Editorial Reviews - Amazon.com
Eugene Ormandy recorded the New World Symphony many times, though this recording is special in that it features the London Symphony Orchestra rather than the Philadelphia Orchestra. Maybe that accounts for the extra edge of excitement, for this is without question one of the great recordings of the piece. It's coupled with a warmly appealing performance of the Serenade for Strings, and at budget price this recording is an easy recommendation. --David Hurwitz
"The set also includes two magnificent Kubelík recordings from the 1960s with Bavarian Radio forces. Schoenberg's Gurrelieder (with tenor Herbert Schachtschneider as a vocally heroic Waldemar) is superbly played and sung, and Kubelík's conducting is as dramatically involving as any. It sounds better than ever in this latest mastering. Finally, there is utter enchantment: the 1964 recording of Mendelssohn's music for "A Midsummer Night's Dream" (with Edith Mathis and Ursula Boese as soloists), prefaced by a fascinating rehearsal of the Overture, released here for the first time. The booklet includes excellent notes and photographs" ~International Record Review
Antonín Leopold Dvořák (English pronunciation: /ˈdvɒrʒɑːk/ DVOR-zhahk or /ˈdvɒrʒæk/ DVOR-zhak; Czech: [ˈantoɲiːn ˈlɛopolt ˈdvor̝aːk]; September 8, 1841 – May 1, 1904) was a Czech composer of Romantic music, who employed the idioms and melodies of the folk music of Moravia and his native Bohemia. His works include operas, symphonic, choral and chamber music. His best-known works include his New World Symphony, the Slavonic Dances, "American" String Quartet, and Cello Concerto in B minor.
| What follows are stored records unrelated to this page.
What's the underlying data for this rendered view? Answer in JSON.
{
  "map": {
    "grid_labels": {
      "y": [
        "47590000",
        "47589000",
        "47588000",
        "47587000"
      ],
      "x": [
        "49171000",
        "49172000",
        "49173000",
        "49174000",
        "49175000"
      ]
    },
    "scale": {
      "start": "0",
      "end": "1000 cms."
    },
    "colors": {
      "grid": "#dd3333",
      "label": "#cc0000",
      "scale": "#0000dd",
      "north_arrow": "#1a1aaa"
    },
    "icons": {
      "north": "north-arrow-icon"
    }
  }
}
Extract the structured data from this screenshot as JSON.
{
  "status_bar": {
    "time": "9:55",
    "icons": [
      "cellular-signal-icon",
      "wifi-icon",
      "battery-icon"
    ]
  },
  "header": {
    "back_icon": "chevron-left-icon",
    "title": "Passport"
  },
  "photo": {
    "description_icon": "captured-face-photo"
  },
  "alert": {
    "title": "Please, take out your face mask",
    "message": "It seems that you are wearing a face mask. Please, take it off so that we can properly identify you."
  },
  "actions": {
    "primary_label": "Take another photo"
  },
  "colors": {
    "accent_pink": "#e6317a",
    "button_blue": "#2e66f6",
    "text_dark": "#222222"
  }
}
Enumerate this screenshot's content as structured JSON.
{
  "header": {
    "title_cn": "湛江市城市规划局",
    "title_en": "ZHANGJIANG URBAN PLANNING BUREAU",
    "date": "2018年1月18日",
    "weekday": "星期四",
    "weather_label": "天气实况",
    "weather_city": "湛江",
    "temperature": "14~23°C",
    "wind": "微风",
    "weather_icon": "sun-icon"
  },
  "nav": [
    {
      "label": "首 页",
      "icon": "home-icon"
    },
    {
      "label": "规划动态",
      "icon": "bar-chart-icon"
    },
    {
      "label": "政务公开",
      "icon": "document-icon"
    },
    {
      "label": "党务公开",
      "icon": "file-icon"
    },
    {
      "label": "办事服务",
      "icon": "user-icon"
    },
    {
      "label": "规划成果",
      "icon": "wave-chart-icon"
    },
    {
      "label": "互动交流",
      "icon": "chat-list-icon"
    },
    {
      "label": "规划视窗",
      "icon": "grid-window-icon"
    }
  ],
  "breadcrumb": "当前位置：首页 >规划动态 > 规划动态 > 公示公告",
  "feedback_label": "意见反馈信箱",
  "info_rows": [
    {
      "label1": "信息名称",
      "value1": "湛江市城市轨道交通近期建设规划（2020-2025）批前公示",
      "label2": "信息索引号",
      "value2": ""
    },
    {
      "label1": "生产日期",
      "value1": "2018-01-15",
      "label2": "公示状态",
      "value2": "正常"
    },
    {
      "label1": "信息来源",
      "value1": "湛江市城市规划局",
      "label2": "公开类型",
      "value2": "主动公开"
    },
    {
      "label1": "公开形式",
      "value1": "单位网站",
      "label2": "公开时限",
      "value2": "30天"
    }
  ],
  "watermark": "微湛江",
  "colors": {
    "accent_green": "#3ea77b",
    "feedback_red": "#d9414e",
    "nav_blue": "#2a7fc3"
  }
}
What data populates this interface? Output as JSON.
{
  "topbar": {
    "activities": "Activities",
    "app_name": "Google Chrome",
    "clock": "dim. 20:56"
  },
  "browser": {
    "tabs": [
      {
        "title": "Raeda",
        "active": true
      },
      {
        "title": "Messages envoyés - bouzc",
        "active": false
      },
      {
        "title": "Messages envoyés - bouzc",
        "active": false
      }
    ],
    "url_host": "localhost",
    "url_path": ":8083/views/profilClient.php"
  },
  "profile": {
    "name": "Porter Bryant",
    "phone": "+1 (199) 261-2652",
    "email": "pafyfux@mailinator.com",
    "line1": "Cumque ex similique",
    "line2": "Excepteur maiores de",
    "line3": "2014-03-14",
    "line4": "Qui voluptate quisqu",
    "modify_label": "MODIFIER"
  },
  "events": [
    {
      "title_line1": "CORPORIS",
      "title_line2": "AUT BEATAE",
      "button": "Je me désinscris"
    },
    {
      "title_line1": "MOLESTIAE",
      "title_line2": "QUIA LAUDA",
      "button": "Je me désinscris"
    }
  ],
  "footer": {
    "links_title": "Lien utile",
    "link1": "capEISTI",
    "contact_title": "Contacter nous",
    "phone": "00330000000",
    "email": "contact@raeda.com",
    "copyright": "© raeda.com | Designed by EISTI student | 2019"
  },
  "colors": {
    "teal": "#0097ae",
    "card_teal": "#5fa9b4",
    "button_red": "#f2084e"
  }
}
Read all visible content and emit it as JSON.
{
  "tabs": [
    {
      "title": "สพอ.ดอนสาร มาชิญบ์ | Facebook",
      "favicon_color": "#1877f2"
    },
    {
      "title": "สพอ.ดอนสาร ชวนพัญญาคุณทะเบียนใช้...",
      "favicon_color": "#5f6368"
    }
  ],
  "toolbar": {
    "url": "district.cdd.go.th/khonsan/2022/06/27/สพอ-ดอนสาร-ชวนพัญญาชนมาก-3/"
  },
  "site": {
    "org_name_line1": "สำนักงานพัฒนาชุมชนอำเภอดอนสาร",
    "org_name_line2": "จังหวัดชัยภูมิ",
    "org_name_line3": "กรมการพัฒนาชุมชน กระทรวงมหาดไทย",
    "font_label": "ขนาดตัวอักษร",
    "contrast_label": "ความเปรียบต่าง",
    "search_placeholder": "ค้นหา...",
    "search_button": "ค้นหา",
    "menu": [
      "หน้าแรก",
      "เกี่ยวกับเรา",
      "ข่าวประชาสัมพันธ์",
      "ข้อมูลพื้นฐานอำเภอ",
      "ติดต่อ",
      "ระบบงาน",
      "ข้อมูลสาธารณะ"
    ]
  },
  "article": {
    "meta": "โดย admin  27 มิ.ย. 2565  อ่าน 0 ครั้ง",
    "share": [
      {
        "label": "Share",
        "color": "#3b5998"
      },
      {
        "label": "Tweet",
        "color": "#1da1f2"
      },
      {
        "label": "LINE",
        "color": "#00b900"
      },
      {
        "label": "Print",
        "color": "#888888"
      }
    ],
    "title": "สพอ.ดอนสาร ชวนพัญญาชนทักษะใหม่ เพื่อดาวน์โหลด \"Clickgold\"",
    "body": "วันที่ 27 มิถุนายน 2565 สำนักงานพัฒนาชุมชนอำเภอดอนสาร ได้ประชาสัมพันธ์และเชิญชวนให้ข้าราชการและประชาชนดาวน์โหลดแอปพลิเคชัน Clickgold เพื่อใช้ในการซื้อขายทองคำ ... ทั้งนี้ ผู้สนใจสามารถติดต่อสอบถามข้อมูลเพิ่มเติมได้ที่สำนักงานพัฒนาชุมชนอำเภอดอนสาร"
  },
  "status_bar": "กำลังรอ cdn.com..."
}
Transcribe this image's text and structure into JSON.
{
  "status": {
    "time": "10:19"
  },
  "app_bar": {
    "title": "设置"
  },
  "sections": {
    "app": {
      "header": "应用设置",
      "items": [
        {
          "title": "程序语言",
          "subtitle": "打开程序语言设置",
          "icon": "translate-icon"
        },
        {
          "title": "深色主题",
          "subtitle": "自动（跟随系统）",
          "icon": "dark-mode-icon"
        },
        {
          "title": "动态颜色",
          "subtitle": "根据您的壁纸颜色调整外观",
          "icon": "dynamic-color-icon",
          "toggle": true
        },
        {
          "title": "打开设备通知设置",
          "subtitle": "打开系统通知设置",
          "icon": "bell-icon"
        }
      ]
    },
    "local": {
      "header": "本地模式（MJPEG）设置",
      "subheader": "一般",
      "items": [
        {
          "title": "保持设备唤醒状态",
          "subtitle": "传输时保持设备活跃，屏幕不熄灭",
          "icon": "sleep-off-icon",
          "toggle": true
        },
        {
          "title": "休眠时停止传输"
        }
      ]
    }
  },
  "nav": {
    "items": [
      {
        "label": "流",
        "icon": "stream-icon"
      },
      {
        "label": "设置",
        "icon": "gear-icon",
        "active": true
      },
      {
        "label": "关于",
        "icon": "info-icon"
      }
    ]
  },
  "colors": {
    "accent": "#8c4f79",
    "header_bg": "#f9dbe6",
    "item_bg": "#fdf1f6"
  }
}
…The detail and clarity of the engineering, plus the spacious, airy overall spectrum of the recording (made at the famous Watford Colosseum), cements the conclusion that it is still possible to make a classic Tchaikovsky symphony recording that listeners are likely to enjoy decades in the future, just as recordings made decades ago—Wilhelm Furtwängler's (on Naxos and EMI), or Bernstein's and Mravinsky's second recordings (both on DG)—are today. Recording Of The Month.
This performance is breath of pure Bohemian fresh air. If I may draw an analogy, it is like seeing an old master you have long admired but felt rather in awe of, stripped of its old varnish, despoiled of its centuries of dust and grime and for the first time revealed as a COMPLETELY DIFFERENT PAINTING. Sure, the nostalgia is still there but gone, miraculously, is the sentimentality. Marriner takes Dvorak back, to where I am sure he would have been very happy to go, to his country roots and this performance is an utter delight.